◆ EXERCISE INSTRUCTIONS
Could you set down, exactly as they stand, only the lines from the one containing "Give me the" through the end of the listing?

== Segment start ==

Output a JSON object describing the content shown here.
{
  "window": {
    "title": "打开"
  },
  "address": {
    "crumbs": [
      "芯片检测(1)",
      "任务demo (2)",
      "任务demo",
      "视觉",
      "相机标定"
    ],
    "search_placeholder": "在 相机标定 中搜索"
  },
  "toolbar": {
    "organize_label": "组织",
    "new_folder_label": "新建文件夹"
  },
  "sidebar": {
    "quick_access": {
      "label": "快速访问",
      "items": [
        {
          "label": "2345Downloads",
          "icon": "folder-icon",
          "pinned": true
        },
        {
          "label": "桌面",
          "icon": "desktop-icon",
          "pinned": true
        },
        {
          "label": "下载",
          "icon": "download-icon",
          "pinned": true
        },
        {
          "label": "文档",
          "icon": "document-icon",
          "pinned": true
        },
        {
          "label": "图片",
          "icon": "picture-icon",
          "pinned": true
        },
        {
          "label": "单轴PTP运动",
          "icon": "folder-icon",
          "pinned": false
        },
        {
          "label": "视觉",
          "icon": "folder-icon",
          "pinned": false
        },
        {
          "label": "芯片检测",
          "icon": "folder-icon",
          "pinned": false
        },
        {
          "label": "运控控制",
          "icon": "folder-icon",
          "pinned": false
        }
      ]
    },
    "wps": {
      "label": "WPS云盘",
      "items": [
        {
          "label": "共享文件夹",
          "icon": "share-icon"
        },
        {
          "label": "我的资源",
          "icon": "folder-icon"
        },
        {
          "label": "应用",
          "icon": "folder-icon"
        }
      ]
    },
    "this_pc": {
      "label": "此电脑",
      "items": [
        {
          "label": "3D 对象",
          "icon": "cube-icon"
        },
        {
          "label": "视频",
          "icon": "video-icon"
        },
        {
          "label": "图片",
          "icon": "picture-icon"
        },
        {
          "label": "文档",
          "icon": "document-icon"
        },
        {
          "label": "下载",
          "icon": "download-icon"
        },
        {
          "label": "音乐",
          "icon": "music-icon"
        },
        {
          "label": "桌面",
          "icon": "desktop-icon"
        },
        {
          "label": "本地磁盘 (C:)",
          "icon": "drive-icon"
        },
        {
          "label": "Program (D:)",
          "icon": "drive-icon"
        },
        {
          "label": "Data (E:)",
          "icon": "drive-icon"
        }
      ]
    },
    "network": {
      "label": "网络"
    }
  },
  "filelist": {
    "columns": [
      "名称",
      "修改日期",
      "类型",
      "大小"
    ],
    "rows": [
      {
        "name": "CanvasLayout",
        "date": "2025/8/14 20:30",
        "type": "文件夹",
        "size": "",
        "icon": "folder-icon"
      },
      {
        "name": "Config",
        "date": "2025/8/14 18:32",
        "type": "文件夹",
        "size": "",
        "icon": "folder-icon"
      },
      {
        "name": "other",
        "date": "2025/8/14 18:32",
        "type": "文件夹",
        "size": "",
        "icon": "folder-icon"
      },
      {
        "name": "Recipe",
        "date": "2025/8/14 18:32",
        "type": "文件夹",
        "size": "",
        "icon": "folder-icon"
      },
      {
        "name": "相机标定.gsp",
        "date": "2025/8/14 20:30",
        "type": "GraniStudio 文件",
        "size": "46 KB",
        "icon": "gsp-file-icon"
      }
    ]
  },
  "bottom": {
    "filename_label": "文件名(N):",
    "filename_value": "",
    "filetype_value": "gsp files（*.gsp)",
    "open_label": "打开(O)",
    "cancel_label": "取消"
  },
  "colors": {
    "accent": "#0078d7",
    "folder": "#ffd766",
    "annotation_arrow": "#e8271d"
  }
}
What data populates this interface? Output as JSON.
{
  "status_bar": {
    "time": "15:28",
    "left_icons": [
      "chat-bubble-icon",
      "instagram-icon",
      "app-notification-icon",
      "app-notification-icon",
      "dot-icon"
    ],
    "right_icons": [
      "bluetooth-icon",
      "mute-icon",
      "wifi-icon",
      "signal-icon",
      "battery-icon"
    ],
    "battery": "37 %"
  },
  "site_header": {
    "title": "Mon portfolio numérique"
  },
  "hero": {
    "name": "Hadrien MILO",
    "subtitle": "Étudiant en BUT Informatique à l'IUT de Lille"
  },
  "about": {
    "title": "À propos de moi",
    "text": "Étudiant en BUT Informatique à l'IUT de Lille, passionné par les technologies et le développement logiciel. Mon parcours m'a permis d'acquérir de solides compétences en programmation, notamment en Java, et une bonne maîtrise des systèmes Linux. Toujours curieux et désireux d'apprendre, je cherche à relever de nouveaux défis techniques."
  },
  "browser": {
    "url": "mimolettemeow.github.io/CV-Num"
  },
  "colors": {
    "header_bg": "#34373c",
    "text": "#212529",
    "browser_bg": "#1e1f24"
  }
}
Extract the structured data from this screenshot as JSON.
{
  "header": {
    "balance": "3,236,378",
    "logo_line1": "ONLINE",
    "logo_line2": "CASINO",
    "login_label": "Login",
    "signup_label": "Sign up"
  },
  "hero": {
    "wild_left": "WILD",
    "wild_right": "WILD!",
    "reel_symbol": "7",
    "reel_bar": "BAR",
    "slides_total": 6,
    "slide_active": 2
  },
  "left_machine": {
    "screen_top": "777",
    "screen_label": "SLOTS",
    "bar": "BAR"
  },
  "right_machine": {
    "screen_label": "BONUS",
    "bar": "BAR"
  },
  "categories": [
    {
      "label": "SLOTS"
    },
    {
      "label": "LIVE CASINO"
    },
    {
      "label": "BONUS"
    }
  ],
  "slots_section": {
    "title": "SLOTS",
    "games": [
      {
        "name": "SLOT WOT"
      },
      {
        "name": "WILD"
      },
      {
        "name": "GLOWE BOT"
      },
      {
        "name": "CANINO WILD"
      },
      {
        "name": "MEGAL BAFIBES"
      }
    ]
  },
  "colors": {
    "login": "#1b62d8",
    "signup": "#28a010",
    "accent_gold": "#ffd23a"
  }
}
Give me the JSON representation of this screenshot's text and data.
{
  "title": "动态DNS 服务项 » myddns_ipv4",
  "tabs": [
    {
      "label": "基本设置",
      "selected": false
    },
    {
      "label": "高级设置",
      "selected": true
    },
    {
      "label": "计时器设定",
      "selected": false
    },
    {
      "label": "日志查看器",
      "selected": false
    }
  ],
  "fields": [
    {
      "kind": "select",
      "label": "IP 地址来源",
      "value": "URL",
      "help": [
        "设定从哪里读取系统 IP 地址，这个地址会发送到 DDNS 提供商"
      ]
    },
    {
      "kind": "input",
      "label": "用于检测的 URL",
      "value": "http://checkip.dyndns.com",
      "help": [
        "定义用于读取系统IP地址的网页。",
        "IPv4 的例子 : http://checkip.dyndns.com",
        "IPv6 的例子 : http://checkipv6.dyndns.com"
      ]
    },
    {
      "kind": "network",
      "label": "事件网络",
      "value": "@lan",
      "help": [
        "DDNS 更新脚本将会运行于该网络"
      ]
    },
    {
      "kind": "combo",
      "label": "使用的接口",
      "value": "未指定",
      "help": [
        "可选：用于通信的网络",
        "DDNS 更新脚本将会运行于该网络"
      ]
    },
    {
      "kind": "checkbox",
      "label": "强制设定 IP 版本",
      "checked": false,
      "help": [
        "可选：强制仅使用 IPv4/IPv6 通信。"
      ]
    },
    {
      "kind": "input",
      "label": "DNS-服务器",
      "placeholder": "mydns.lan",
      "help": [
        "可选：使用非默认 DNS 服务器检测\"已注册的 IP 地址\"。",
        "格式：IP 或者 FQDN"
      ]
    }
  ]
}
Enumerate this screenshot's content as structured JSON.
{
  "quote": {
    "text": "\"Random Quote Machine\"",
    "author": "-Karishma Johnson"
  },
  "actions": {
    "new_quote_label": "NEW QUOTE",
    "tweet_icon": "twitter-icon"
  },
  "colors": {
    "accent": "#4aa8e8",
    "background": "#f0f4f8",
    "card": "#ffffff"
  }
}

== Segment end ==

◆ RESPONSE AREA
Give me the JSON representation of this screenshot's text and data.
{
  "title": "动态DNS 服务项 » myddns_ipv4",
  "tabs": [
    {
      "label": "基本设置",
      "selected": false
    },
    {
      "label": "高级设置",
      "selected": true
    },
    {
      "label": "计时器设定",
      "selected": false
    },
    {
      "label": "日志查看器",
      "selected": false
    }
  ],
  "fields": [
    {
      "kind": "select",
      "label": "IP 地址来源",
      "value": "URL",
      "help": [
        "设定从哪里读取系统 IP 地址，这个地址会发送到 DDNS 提供商"
      ]
    },
    {
      "kind": "input",
      "label": "用于检测的 URL",
      "value": "http://checkip.dyndns.com",
      "help": [
        "定义用于读取系统IP地址的网页。",
        "IPv4 的例子 : http://checkip.dyndns.com",
        "IPv6 的例子 : http://checkipv6.dyndns.com"
      ]
    },
    {
      "kind": "network",
      "label": "事件网络",
      "value": "@lan",
      "help": [
        "DDNS 更新脚本将会运行于该网络"
      ]
    },
    {
      "kind": "combo",
      "label": "使用的接口",
      "value": "未指定",
      "help": [
        "可选：用于通信的网络",
        "DDNS 更新脚本将会运行于该网络"
      ]
    },
    {
      "kind": "checkbox",
      "label": "强制设定 IP 版本",
      "checked": false,
      "help": [
        "可选：强制仅使用 IPv4/IPv6 通信。"
      ]
    },
    {
      "kind": "input",
      "label": "DNS-服务器",
      "placeholder": "mydns.lan",
      "help": [
        "可选：使用非默认 DNS 服务器检测\"已注册的 IP 地址\"。",
        "格式：IP 或者 FQDN"
      ]
    }
  ]
}
Enumerate this screenshot's content as structured JSON.
{
  "quote": {
    "text": "\"Random Quote Machine\"",
    "author": "-Karishma Johnson"
  },
  "actions": {
    "new_quote_label": "NEW QUOTE",
    "tweet_icon": "twitter-icon"
  },
  "colors": {
    "accent": "#4aa8e8",
    "background": "#f0f4f8",
    "card": "#ffffff"
  }
}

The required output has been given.